Pat Burrell joined San Francisco in early June after signing a minor league deal following his release by Tampa Bay. He re-signed this year for a bargain $1 million to get another chance in this close-knit clubhouse.

Then, there's Ross, the unlikely postseason hero claimed off waivers from Florida on Aug. 22.

"It's going to be nice to have them all for a full year," Bochy said.

Ross is back on a $6.3 million, one-year contract ready to resume where he left off as NL championship series MVP. He drove in 10 runs during the playoffs, two in the World Series.

Relievers Javier Lopez and Ramon Ramirez also came aboard midseason.

"Obviously we're not going to be as much underdogs as we were last year. Going into the last series I think people thought San Diego still might be able to pull it out," Ross said. "Obviously in the division series the Braves were favored and then the Phillies, then the Rangers. We were the underdog pretty much the whole time. I doubt if that's going to be the case this year but we can still have that chip on our shoulder that people are trying to take a run at us and we have to defend. We're all on board with that."

Sandoval and pitcher Barry Zito probably have the most to prove.

Sandoval showed up at spring training down about 30 pounds to a fit 240 after a rigorous offseason workout regimen. The free-swinging slugger batted .268 with just 13 home runs and 63 RBIs in his second full season in the big leagues only a year after he was among the last players left off the All-Star team.

Sandoval committed 13 errors and grounded into an NL-high 26 double plays. He played in only six of the Giants' postseason games, including one appearance in the five-game World Series win over Texas.

Zito didn't play at all. The left-hander was left off the roster for all three postseason rounds, and now the 2002 AL Cy Young Award winner is eager for a fresh start in year 5 of his $126 million, seven-year deal.

Zito finished 9-14 and failed to reach 10 wins for the first time since his rookie season in 2000. His 4.15 ERA was the fourth-highest of his career. He went 1-8 with a 6.72 ERA over his last 11 outings and 10 starts and only had one victory in his last 15 appearances. The stretch included a career-worst nine-game losing streak from July 21 to Sept. 14.

The way No. 3 starter Matt Cain sees it, last season is now history — the ups and the downs. This one will be scrutinized: A camera crew will be following the club closely for a television series about the reigning champs.

"I think we've got to in a way carry some of the stuff we did last year with us but I think we've also got to wipe the slate clean," Cain said. "A lot of teams are different and we'll definitely be a different team this year with a lot of the same guys and we'll have to start over as well."

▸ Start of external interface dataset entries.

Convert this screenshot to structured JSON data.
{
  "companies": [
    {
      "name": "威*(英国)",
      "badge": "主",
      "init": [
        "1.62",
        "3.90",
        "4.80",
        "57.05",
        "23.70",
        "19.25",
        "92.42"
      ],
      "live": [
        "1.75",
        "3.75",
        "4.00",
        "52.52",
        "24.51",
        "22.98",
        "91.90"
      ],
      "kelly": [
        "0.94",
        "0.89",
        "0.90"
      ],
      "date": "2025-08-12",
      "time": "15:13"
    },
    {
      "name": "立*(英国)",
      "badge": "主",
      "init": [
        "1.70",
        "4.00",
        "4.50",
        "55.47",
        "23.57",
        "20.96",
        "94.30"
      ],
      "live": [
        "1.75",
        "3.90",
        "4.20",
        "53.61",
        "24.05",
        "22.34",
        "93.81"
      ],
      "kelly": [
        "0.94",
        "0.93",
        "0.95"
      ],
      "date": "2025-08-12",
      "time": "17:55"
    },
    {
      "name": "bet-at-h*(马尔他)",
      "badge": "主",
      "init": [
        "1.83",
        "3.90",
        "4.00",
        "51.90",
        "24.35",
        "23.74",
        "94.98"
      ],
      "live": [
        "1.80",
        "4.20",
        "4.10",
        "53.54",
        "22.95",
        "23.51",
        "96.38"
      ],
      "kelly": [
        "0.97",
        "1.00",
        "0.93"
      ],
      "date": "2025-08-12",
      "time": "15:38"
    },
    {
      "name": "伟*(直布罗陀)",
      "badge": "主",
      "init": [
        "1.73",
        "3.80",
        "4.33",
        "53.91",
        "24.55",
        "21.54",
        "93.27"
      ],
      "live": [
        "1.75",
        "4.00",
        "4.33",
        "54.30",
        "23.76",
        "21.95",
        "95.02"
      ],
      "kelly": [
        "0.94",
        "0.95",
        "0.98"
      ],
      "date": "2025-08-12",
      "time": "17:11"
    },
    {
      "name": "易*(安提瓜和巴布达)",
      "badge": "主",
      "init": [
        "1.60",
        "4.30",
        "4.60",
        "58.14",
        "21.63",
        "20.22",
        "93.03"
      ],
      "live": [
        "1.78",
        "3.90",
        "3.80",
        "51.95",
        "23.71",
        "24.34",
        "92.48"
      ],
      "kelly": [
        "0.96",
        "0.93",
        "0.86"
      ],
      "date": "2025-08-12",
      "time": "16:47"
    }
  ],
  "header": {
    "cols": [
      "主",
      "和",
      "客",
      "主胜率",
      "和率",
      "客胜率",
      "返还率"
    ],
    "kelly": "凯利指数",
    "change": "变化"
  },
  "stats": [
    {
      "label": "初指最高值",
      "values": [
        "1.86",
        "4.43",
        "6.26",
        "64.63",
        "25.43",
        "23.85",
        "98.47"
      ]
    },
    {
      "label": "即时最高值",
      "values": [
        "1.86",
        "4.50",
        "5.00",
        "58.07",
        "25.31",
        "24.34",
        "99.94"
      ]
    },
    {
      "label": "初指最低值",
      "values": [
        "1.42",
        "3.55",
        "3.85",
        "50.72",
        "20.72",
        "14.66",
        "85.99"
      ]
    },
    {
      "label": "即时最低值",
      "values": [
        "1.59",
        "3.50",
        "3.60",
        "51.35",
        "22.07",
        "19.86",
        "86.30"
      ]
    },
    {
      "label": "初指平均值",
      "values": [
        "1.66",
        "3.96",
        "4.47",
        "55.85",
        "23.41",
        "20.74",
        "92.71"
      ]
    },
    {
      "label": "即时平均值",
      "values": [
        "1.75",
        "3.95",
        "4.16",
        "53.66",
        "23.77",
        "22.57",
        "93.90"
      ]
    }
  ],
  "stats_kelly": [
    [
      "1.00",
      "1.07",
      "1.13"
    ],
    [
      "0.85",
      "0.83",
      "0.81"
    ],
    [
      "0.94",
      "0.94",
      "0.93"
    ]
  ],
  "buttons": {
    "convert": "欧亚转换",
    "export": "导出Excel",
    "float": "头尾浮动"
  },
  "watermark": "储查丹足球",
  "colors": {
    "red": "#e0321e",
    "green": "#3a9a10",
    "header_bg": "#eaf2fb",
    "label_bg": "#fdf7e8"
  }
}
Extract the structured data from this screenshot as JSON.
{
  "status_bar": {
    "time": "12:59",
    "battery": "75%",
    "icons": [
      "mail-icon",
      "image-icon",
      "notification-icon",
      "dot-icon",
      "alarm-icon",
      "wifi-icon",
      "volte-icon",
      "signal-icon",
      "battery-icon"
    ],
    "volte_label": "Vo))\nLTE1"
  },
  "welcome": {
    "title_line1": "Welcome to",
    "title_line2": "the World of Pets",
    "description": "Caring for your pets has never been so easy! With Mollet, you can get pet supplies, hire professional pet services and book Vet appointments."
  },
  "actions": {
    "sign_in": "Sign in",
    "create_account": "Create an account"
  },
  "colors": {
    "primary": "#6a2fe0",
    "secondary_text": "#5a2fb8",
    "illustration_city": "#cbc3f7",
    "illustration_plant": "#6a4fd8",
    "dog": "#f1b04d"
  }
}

Even Huff has a fresh approach after receiving a new $22 million, two-year contract this winter. He announced early in spring training he was retiring the red rally thong that he believes helped him in 2010. He hit .290 with a team-leading 26 home runs and 86 RBIs while playing in 157 games, then batted .268 with one homer and eight RBIs in the postseason.

"Just play baseball this year and try to keep the antics at home," Huff said, noting the notorious undergarment is back at his house in Florida.

Bochy, for one, will appreciate that focus while also acknowledging it's the variety of personalities on his club that makes things click so well.

"I think when you get a taste of it the way they did you're going to have it even more," Bochy said. "You realize how much fun it was and how much the fans appreciated what happened. That makes you even want to do it again more."